  11. This week we look at ProcessWire’s strategy of continuous improvement and refactoring on top of our solid foundation, and in ProcessWire 3.0.111 that brought refactoring to a few core classes and some other useful additions… https://processwire.com/blog/posts/pw-3.0.111/
  12. This week we take a look at a couple of reasons why you might want to choose InnoDB as your MySQL database engine when installing ProcessWire— https://processwire.com/blog/posts/using-innodb-with-processwire/
  13. This week the focus has been on fixing various issues in the queue at our GitHub processwire-issues repository. So while there aren't any new/exciting features to write a blog post about, there are a lot of commits in ProcessWire 3.0.110 that fix various minor issues. If you are running on the dev branch, the upgrade is definitely worthwhile. You can review this week's commits in our commit log in the date range from August 6 to August 10. Also a big thanks to @netcarver who is now helping to administer the processwire-issues repository.
  14. In the last blog post I told you about how two-factor authentication was coming to the core and what our plans were. This week it’s ready to use in ProcessWire 3.0.109, so we’ll take a closer look at all the details and how to use it: https://processwire.com/blog/posts/processwire-3.0.109-adds-two-factor-authentication/

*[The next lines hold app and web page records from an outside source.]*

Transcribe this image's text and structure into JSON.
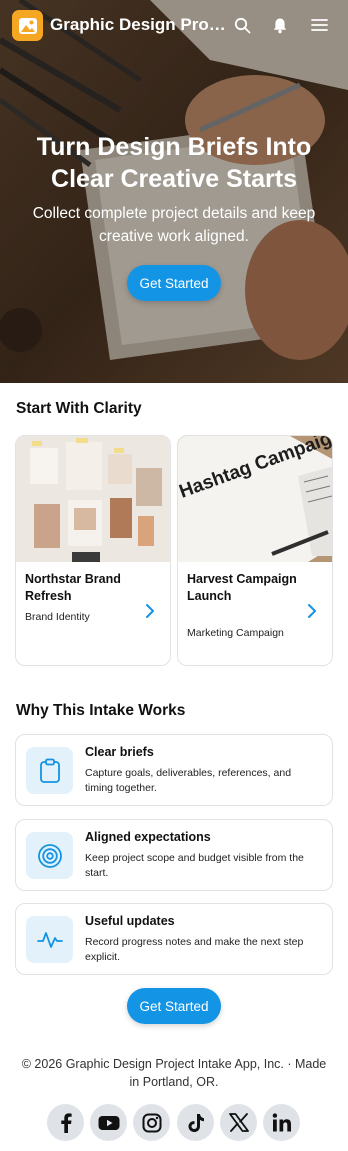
{
  "header": {
    "app_title": "Graphic Design Project Intake App",
    "logo_icon": "image-icon",
    "icons": [
      "search-icon",
      "notification-bell-icon",
      "menu-icon"
    ]
  },
  "hero": {
    "title": "Turn Design Briefs Into Clear Creative Starts",
    "subtitle": "Collect complete project details and keep creative work aligned.",
    "button_label": "Get Started"
  },
  "projects": {
    "heading": "Start With Clarity",
    "items": [
      {
        "name": "Northstar Brand Refresh",
        "category": "Brand Identity"
      },
      {
        "name": "Harvest Campaign Launch",
        "category": "Marketing Campaign",
        "image_text": "Hashtag Campaign"
      }
    ]
  },
  "features": {
    "heading": "Why This Intake Works",
    "items": [
      {
        "title": "Clear briefs",
        "description": "Capture goals, deliverables, references, and timing together.",
        "icon": "clipboard-icon"
      },
      {
        "title": "Aligned expectations",
        "description": "Keep project scope and budget visible from the start.",
        "icon": "target-icon"
      },
      {
        "title": "Useful updates",
        "description": "Record progress notes and make the next step explicit.",
        "icon": "activity-icon"
      }
    ]
  },
  "cta": {
    "button_label": "Get Started"
  },
  "footer": {
    "copyright": "© 2026 Graphic Design Project Intake App, Inc. · Made in Portland, OR.",
    "social": [
      "facebook-icon",
      "youtube-icon",
      "instagram-icon",
      "tiktok-icon",
      "x-icon",
      "linkedin-icon"
    ]
  },
  "colors": {
    "accent": "#1394e4",
    "logo": "#f5a623",
    "icon_bg": "#e3f1fb",
    "social_bg": "#dfe3e8"
  }
}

  15. I usually post to the blog on Fridays, but I've been working on ProcessWire-based client projects this week, so nothing new to post today. I'm back to working on the core next week and continuing the 2FA development, so will have more next week. Thanks and I hope that you have a great weekend.